**WHAT NEEDS TO BE DONE**: If a line of the data below holds the string "this", copy it.
[Opening INPUT DATA section]
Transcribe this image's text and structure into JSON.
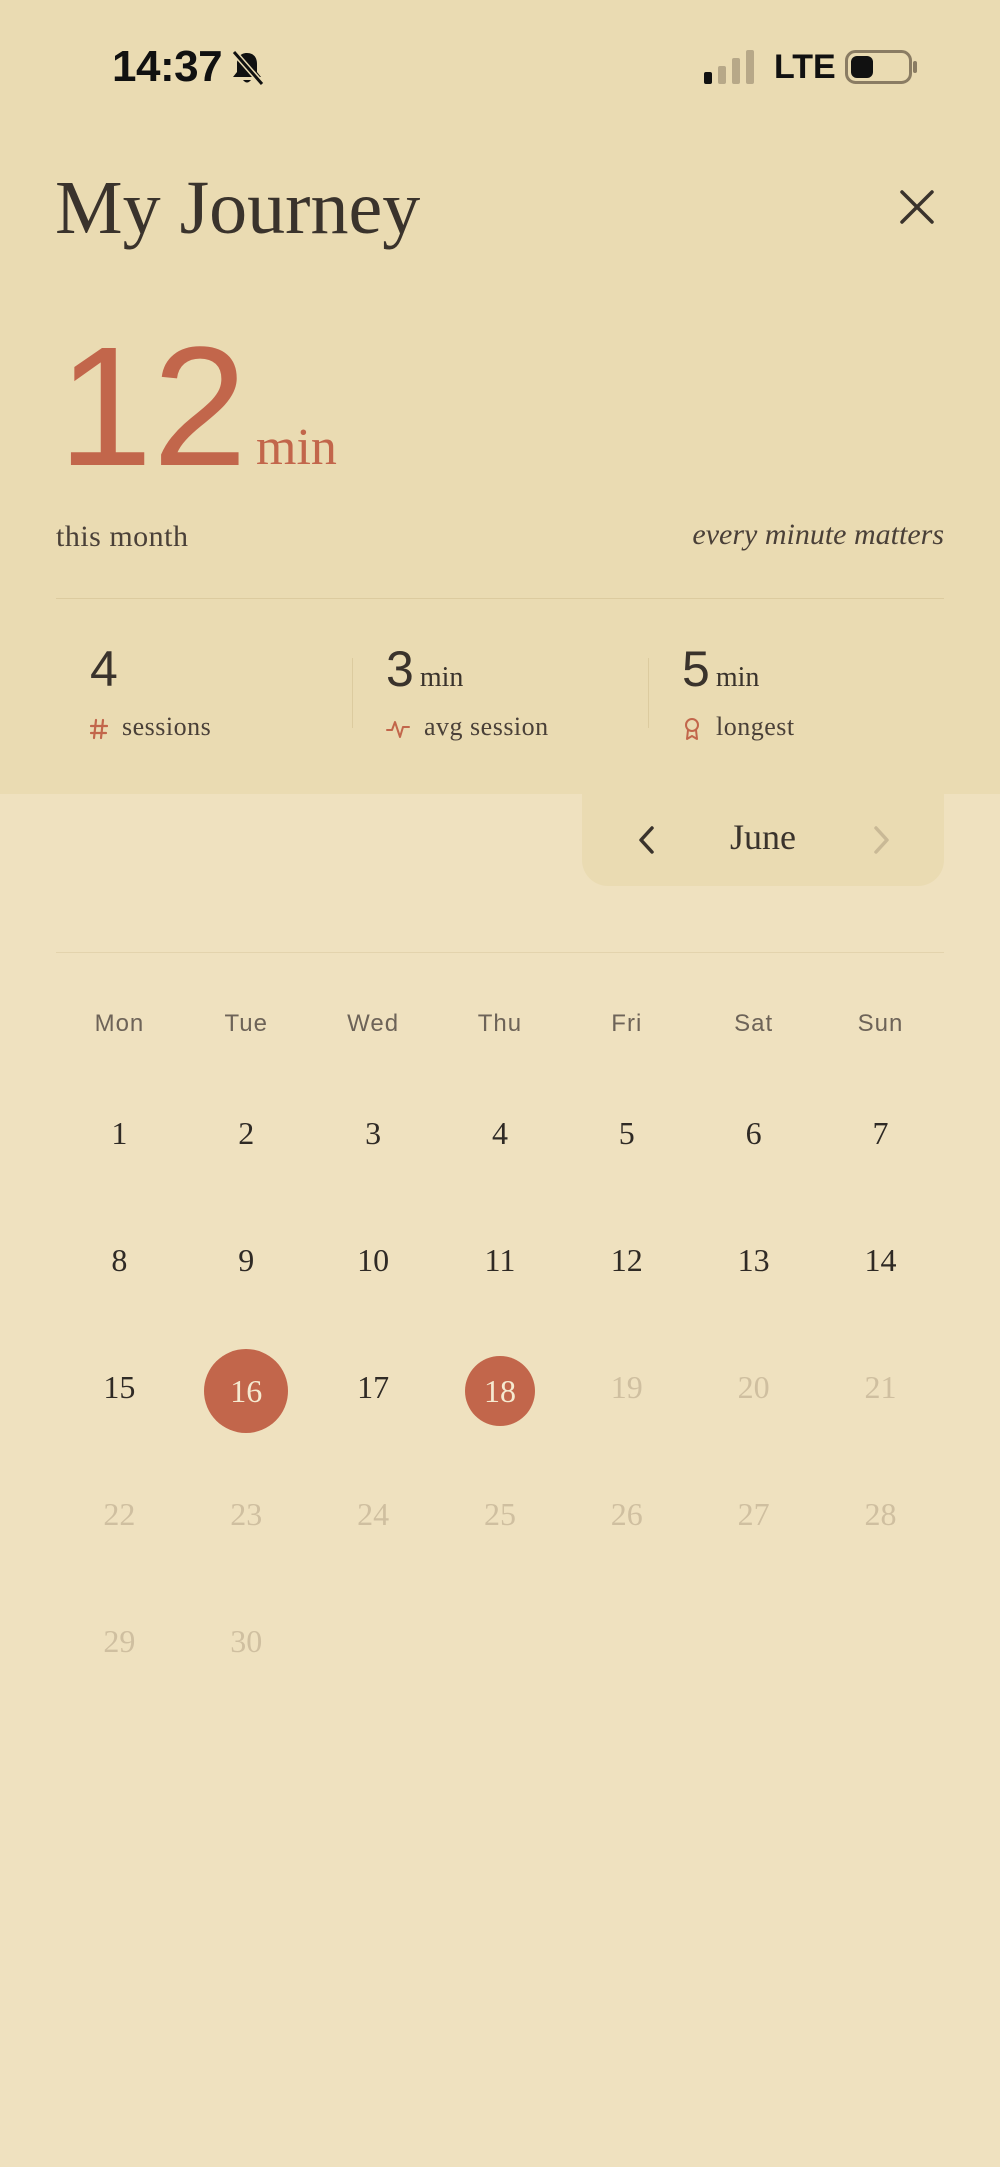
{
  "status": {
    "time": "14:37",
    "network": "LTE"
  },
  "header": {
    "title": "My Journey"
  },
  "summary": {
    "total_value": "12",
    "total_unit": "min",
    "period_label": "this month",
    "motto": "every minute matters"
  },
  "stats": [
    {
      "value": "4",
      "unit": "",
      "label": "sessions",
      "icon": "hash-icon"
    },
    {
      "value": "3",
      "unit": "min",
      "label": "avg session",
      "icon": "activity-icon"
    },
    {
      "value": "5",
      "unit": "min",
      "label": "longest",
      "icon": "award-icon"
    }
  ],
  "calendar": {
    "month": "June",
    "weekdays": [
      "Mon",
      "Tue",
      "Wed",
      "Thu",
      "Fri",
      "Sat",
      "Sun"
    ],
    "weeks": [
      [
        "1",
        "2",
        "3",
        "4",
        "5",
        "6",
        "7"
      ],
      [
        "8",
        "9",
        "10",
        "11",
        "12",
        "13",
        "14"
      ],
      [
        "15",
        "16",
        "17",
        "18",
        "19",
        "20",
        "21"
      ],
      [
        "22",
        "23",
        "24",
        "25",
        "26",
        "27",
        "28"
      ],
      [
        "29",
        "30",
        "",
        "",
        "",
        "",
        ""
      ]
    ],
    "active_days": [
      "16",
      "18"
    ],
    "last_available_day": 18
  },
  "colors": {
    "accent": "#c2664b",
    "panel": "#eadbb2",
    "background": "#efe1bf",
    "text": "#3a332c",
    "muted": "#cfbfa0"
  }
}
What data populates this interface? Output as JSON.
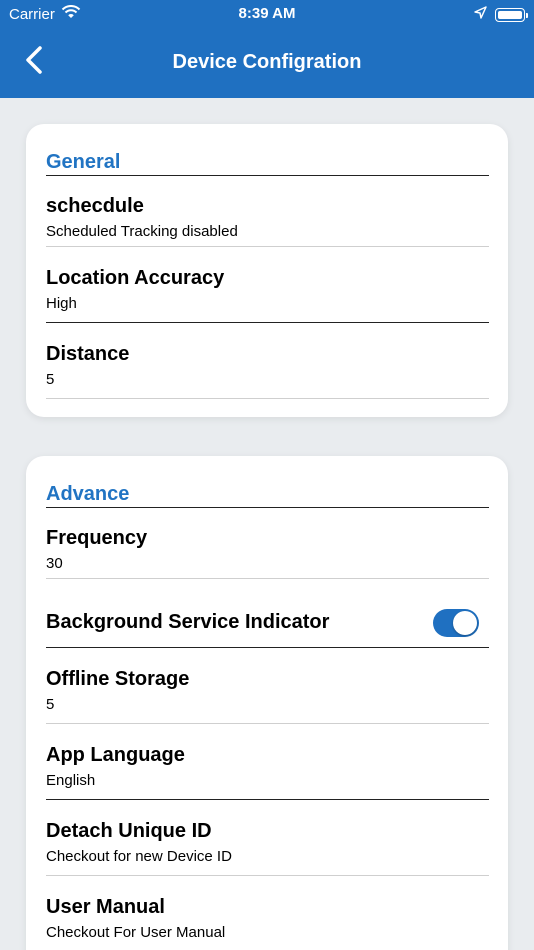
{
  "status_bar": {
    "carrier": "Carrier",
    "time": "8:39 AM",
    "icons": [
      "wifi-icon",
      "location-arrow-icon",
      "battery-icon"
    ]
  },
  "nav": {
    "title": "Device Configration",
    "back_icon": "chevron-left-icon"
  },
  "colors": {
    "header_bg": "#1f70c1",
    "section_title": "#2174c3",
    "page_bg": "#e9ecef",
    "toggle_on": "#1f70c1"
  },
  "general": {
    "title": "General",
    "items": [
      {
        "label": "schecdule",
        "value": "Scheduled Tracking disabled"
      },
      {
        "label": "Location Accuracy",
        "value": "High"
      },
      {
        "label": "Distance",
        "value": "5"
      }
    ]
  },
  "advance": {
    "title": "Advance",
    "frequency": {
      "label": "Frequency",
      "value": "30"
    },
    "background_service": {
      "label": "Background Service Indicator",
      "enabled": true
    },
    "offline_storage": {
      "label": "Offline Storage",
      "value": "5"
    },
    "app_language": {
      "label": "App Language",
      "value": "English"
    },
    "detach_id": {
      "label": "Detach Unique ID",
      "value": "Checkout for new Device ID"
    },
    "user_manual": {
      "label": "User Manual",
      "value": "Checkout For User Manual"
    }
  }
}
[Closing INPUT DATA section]
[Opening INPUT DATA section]
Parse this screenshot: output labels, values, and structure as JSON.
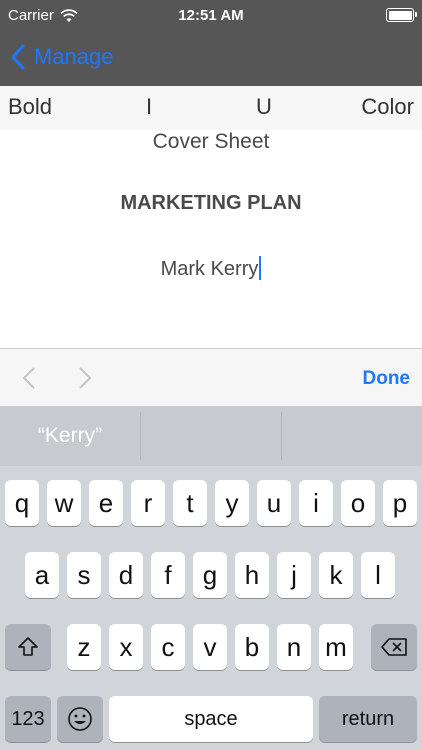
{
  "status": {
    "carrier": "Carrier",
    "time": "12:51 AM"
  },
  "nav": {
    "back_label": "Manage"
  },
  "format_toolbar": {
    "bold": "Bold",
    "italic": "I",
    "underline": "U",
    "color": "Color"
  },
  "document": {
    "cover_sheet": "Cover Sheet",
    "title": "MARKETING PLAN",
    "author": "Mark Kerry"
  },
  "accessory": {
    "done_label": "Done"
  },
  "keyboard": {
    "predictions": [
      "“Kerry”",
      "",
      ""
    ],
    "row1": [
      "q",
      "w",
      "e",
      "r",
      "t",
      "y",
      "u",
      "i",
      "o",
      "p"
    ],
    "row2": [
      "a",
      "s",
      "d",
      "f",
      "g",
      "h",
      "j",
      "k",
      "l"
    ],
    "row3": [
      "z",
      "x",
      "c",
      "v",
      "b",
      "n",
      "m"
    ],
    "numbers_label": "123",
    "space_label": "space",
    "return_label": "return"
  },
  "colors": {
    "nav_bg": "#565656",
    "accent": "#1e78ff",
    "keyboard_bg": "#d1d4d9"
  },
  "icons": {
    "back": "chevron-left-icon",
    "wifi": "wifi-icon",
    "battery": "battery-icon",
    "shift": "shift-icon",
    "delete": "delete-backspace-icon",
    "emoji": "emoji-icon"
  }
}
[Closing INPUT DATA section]
**ANSWER BOX**:
Transcribe this image's text and structure into JSON.
    "period_label": "this month",
What data populates this interface? Output as JSON.
Parse this screenshot: output labels, values, and structure as JSON.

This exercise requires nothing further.